The screenplay is by the award-winning British playwright dawn kingand it deals with a dystopian future of crop failure due to climate change.
January 20 to 30
Sundance Film Festival by Robert Redford
Founded in 1978 in Utah, the Sundance Film Festival became a major force in the introduction of independent films. In 2021, the festival was forced to go 100% virtual. The 2022 festival, planned to be ‘hybrid’, has now announced that it too will go fully virtual.
Also, my quick analysis indicates that most viewers are limited to US viewers. At US$20 per movie, non-refundable, that seems a bit rich for Canadian viewers. Still, it’s worth checking out their press release to get an idea of what kinds of movies are coming. rolling stone magazine has chosen to offer 22.
Nostalgia fans might appreciate Lucy and Desithe couple (Lucille Ball and Dezi Arnaz) that revolutionized television programming.
January 22 to February 19
15th Annual Israeli and Jewish Film Festival
the Jewish Public Library hosts its 15th Annual Israeli and Jewish Film Festival featuring five movies all airing at 7:30 p.m. ET at $10 CDN per movie or $40 for an all-inclusive pass.
Here is the program :
January 22 – Neighbors (Swiss/French production)
January 29 – Forgiveness (Israel)
February 5 – voice of gold (Israel)
12 February – Greener pastures (Israel)
February 19 – Persian lesson (German/Russian production)
Featured Image: Imago Theater’s Foxfinder Promotional Material
More articles from Byron Toben
Byron Toben, former president of the Montreal Press Club, has been a theater critic for WestmountMag.ca since July 2015. Previously, he wrote for the now closed websites Rover Arts and Charlebois Post, the weekly The Downtowner and the monthly The Senior Times.

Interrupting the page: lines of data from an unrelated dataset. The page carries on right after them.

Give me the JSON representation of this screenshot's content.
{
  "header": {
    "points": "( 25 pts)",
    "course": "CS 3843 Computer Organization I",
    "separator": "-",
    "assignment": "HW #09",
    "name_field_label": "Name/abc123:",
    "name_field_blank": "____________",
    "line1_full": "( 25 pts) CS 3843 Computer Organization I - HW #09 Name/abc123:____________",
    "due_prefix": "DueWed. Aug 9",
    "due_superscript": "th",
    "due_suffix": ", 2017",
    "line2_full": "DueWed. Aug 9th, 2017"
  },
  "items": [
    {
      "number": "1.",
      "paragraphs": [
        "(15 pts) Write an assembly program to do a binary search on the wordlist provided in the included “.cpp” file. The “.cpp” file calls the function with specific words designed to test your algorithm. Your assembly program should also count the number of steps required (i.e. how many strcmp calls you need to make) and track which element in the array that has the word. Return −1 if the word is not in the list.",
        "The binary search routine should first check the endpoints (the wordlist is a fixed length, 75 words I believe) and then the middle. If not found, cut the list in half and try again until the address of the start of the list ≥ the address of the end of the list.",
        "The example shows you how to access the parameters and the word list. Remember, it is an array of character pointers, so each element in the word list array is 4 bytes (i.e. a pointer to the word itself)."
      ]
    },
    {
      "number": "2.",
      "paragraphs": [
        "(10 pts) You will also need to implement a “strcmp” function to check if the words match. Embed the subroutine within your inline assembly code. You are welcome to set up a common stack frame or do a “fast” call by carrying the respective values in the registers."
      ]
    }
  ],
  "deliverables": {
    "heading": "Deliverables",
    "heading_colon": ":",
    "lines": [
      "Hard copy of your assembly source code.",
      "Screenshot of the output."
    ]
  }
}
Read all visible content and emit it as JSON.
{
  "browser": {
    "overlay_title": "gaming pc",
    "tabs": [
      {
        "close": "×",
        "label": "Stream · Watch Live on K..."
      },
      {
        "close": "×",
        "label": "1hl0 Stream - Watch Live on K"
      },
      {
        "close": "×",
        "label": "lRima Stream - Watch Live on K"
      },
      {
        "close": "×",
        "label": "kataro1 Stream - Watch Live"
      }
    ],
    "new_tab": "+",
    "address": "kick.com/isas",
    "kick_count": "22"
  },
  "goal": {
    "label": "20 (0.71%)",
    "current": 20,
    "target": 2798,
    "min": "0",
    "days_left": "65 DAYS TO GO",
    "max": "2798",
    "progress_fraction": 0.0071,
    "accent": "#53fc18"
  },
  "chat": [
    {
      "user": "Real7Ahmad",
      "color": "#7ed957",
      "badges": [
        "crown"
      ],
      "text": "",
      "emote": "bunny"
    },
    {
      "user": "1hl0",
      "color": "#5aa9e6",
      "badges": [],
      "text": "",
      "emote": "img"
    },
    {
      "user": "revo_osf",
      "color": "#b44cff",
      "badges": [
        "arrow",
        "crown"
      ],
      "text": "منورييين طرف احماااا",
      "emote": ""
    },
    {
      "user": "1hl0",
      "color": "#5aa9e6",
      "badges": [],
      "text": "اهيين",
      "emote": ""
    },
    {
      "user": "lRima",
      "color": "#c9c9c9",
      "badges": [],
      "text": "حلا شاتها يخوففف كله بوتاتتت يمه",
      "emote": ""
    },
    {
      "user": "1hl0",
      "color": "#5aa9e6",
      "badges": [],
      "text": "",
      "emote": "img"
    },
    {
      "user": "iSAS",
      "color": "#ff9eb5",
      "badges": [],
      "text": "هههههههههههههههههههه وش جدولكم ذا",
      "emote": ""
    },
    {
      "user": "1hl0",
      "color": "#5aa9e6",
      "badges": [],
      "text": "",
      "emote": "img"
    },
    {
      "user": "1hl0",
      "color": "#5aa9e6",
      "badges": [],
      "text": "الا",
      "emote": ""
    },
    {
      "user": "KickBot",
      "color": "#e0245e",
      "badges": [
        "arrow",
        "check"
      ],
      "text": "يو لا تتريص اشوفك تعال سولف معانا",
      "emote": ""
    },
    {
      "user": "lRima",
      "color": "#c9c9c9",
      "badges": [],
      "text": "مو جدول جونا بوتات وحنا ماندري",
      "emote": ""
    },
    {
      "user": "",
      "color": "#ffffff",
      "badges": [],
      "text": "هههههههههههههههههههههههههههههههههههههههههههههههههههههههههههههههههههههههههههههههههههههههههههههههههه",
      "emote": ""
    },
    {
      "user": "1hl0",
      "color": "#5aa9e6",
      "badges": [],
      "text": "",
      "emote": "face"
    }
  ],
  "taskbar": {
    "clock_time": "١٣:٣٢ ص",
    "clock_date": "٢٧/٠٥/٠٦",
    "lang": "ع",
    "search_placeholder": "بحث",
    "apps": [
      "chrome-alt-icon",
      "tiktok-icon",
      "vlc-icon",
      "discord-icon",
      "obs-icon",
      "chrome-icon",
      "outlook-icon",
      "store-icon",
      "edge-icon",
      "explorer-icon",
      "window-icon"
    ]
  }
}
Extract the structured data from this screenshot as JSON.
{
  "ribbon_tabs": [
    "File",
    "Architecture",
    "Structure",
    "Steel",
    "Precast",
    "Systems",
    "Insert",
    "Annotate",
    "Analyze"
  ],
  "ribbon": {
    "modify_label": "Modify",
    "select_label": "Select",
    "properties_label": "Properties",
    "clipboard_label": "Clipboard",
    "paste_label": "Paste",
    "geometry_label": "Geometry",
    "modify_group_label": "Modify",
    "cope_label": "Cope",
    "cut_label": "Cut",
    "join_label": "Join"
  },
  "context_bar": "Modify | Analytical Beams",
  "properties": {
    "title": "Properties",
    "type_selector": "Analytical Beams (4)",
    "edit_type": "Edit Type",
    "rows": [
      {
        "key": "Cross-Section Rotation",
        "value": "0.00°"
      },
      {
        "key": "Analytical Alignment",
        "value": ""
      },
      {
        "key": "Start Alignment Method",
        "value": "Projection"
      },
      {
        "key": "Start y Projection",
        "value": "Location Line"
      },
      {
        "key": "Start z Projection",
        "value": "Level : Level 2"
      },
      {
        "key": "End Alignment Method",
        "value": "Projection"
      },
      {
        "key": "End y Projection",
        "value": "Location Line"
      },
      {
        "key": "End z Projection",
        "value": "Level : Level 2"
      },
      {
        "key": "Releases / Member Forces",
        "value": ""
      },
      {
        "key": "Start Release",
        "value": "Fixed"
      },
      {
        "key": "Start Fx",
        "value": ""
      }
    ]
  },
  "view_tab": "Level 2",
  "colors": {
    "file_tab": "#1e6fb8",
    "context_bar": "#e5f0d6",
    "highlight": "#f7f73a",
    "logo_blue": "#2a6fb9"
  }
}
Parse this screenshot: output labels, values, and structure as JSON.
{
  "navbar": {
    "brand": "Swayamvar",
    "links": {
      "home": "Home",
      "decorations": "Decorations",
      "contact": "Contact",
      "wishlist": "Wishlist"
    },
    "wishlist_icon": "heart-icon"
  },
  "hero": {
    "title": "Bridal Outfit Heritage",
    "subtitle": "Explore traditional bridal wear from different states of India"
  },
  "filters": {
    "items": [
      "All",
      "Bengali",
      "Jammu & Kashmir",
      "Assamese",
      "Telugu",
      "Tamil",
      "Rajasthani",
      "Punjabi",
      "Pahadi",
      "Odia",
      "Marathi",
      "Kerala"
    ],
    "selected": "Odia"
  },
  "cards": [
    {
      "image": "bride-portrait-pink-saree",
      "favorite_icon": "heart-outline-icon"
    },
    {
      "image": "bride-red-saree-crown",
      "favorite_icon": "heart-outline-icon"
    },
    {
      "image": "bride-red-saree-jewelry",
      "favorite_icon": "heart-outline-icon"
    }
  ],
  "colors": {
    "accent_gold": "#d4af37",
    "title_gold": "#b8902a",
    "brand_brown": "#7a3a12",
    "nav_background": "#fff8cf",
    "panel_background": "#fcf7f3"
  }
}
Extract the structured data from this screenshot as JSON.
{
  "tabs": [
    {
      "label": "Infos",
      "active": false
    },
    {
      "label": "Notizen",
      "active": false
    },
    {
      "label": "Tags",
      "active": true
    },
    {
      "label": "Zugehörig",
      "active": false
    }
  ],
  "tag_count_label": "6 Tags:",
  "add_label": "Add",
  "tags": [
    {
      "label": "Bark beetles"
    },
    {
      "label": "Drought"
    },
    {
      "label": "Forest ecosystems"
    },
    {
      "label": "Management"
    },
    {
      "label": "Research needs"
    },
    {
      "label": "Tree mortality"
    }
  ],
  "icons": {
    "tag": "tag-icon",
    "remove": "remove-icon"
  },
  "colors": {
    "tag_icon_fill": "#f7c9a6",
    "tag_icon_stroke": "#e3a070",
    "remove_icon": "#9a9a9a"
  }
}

He is also an expert consultant on US work permits for Canadians.